When I was first asked to critically examine the theoretical and practical basis for engagement between their traditional knowledge holders and 'Western' scientists/managers, I had no idea about the depth and breadth of these issues. I was very fortunate to receive strategic support from the Social Sciences and Humanities Research Council of Canada that enabled me to establish insightful collaborations with Ojibway, Haudenosaunee and Maori scholars who helped me begin to recognize the fundamental concept of knowledge systems in both Indigenous and Science cultural dynamics. I was engaged in a research program with Dr. Jeji Varghese (UG Sociology) with the following research projects:

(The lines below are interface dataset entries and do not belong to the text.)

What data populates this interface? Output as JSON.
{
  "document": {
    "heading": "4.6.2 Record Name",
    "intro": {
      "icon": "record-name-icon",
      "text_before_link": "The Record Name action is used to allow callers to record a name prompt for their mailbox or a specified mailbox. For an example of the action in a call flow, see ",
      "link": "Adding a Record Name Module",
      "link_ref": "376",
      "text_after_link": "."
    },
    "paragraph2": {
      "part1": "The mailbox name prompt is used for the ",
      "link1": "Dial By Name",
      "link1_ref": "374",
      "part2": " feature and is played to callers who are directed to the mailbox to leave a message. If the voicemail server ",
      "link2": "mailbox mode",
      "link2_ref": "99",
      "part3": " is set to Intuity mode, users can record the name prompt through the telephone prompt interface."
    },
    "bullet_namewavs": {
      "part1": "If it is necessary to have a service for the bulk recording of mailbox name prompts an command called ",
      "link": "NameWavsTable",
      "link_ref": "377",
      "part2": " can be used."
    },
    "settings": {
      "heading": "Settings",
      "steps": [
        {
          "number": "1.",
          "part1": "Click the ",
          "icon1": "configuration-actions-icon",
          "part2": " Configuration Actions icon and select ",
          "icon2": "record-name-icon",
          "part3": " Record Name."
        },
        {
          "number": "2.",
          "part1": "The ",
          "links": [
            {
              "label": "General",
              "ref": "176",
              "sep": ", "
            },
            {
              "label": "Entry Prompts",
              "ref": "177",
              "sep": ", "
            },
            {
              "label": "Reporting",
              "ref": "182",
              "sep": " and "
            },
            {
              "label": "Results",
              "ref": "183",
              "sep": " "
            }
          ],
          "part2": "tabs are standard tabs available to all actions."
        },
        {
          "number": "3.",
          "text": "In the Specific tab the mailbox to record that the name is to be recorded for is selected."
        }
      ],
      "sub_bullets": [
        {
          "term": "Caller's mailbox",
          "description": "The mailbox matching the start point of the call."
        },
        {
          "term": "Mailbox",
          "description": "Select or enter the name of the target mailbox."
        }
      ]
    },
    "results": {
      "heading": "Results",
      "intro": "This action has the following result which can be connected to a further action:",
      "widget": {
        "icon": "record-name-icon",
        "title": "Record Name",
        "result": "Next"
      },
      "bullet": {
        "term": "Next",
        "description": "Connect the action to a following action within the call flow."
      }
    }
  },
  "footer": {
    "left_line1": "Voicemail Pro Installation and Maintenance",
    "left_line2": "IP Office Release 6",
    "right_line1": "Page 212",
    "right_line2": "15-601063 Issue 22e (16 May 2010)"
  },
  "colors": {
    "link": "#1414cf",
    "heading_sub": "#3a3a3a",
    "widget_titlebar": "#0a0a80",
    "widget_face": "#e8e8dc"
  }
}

  • Knowledge systems as a practical framework for cross-cultural, multidisciplinary engagement
  • Cultural history and relevance of 'Western' science for modern Indigenous communities
  • Survey of Western scholars' understanding of science in theory and practice
  • Canadian Crown's Duty to Consult Indigenous knowledge systems in EAs/resource management
  • Rigorous examination of published scientific knowledge: polar bear population ecology as a case study


Nawash-University of Guelph Research Partnership (2005-2017)

University of Guelph Research Publications

Nawash/Saugeen Ojibway Nation Fisheries Management Reports (1996-2009)

  • BIOL*1070 Introduction to Biodiversity
  • BIOL*1500 Humans in the Natural World
  • BIOL*2060 Ecology
  • BIOL*4500 Natural Resource Management
  • ZOOL*4300 Marine Biology & Oceanography Field Course (Huntsman Marine Science Centre, St Andrews, NB)